We have all heard of the tragedy of the German prison camps during World War II. As stories of the atrocities and injustices that were performed at these campus are told, it seems impossible to imagine the Lord at work during this time. But while going through the clothing of one of the children who were kept at the Ravensbruck concentration camp, this note was found scribbled on a piece of scrap paper:
“O Lord, remember not only the men and woman of good will, but also those of ill will. But do not remember all of the suffering they have inflicted upon us: Instead remember the fruits we have borne because of this suffering, our fellowship, our loyalty to one another, our humility, our courage, our generosity, the greatness of heart that has grown from this trouble. When our persecutors come to be judged by you, let all of these fruits that we have borne be their forgiveness.”
How could someone endure such pain and injustice and yet willingly forgive those who had hurt him?
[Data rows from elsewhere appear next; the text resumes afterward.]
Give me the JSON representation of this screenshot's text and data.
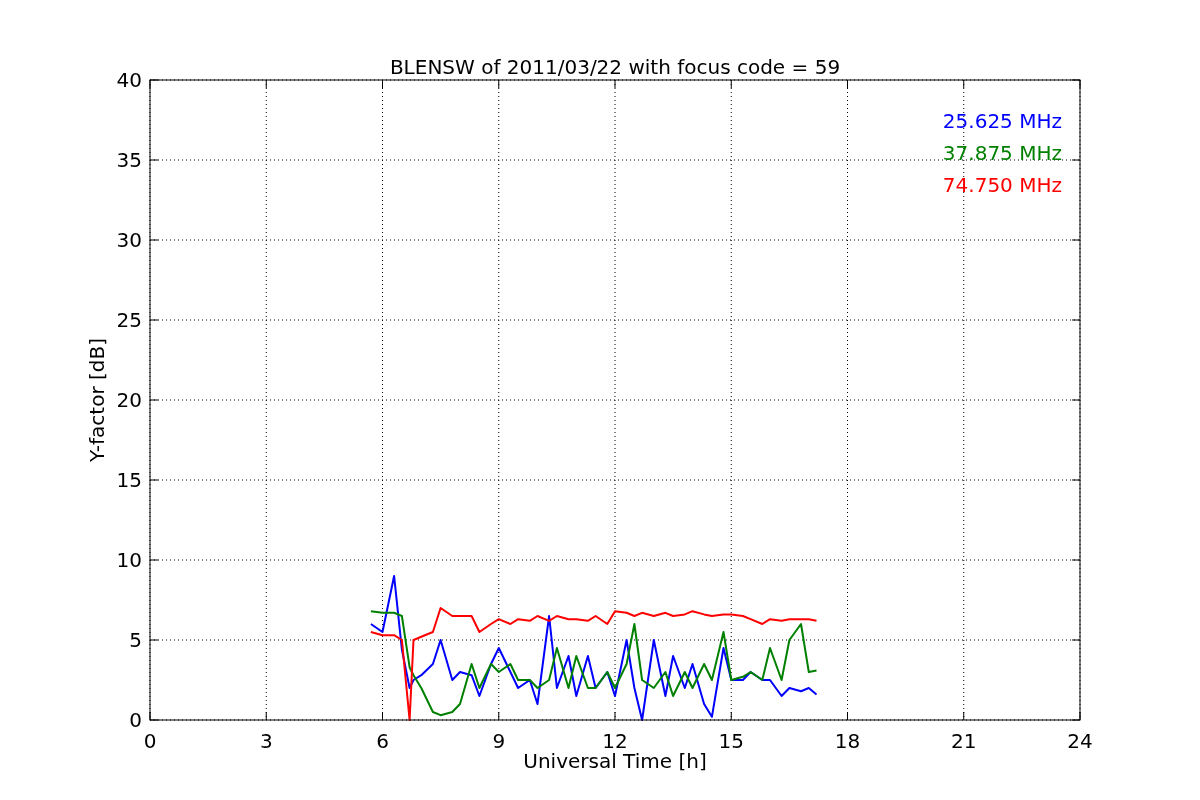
{
  "chart_data": {
    "type": "line",
    "title": "BLENSW of 2011/03/22 with focus code = 59",
    "xlabel": "Universal Time [h]",
    "ylabel": "Y-factor [dB]",
    "x": [
      5.7,
      6.0,
      6.3,
      6.5,
      6.7,
      6.8,
      7.0,
      7.3,
      7.5,
      7.8,
      8.0,
      8.3,
      8.5,
      8.8,
      9.0,
      9.3,
      9.5,
      9.8,
      10.0,
      10.3,
      10.5,
      10.8,
      11.0,
      11.3,
      11.5,
      11.8,
      12.0,
      12.3,
      12.5,
      12.7,
      13.0,
      13.3,
      13.5,
      13.8,
      14.0,
      14.3,
      14.5,
      14.8,
      15.0,
      15.3,
      15.5,
      15.8,
      16.0,
      16.3,
      16.5,
      16.8,
      17.0,
      17.2
    ],
    "series": [
      {
        "name": "25.625 MHz",
        "color": "#0000ff",
        "values": [
          6,
          5.5,
          9,
          4.4,
          2,
          2.5,
          2.8,
          3.5,
          5,
          2.5,
          3,
          2.8,
          1.5,
          3.5,
          4.5,
          3,
          2,
          2.5,
          1,
          6.5,
          2,
          4,
          1.5,
          4,
          2,
          3,
          1.5,
          5,
          2,
          0,
          5,
          1.5,
          4,
          2,
          3.5,
          1,
          0.2,
          4.5,
          2.5,
          2.5,
          3,
          2.5,
          2.5,
          1.5,
          2,
          1.8,
          2,
          1.6
        ]
      },
      {
        "name": "37.875 MHz",
        "color": "#008000",
        "values": [
          6.8,
          6.7,
          6.7,
          6.5,
          3.3,
          2.8,
          2,
          0.5,
          0.3,
          0.5,
          1,
          3.5,
          2,
          3.5,
          3,
          3.5,
          2.5,
          2.5,
          2,
          2.5,
          4.5,
          2,
          4,
          2,
          2,
          3,
          2,
          3.5,
          6,
          2.5,
          2,
          3,
          1.5,
          3,
          2,
          3.5,
          2.5,
          5.5,
          2.5,
          2.7,
          3,
          2.5,
          4.5,
          2.5,
          5,
          6,
          3,
          3.1
        ]
      },
      {
        "name": "74.750 MHz",
        "color": "#ff0000",
        "values": [
          5.5,
          5.3,
          5.3,
          5,
          0,
          5,
          5.2,
          5.5,
          7,
          6.5,
          6.5,
          6.5,
          5.5,
          6,
          6.3,
          6,
          6.3,
          6.2,
          6.5,
          6.2,
          6.5,
          6.3,
          6.3,
          6.2,
          6.5,
          6,
          6.8,
          6.7,
          6.5,
          6.7,
          6.5,
          6.7,
          6.5,
          6.6,
          6.8,
          6.6,
          6.5,
          6.6,
          6.6,
          6.5,
          6.3,
          6,
          6.3,
          6.2,
          6.3,
          6.3,
          6.3,
          6.2
        ]
      }
    ],
    "grid": true,
    "xlim": [
      0,
      24
    ],
    "ylim": [
      0,
      40
    ],
    "xticks": [
      0,
      3,
      6,
      9,
      12,
      15,
      18,
      21,
      24
    ],
    "yticks": [
      0,
      5,
      10,
      15,
      20,
      25,
      30,
      35,
      40
    ]
  }
}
Not only did this young child freely forgive his captors, but Christ freely forgave those who had wronged Him as well.
Source: DTW, July 23, 2008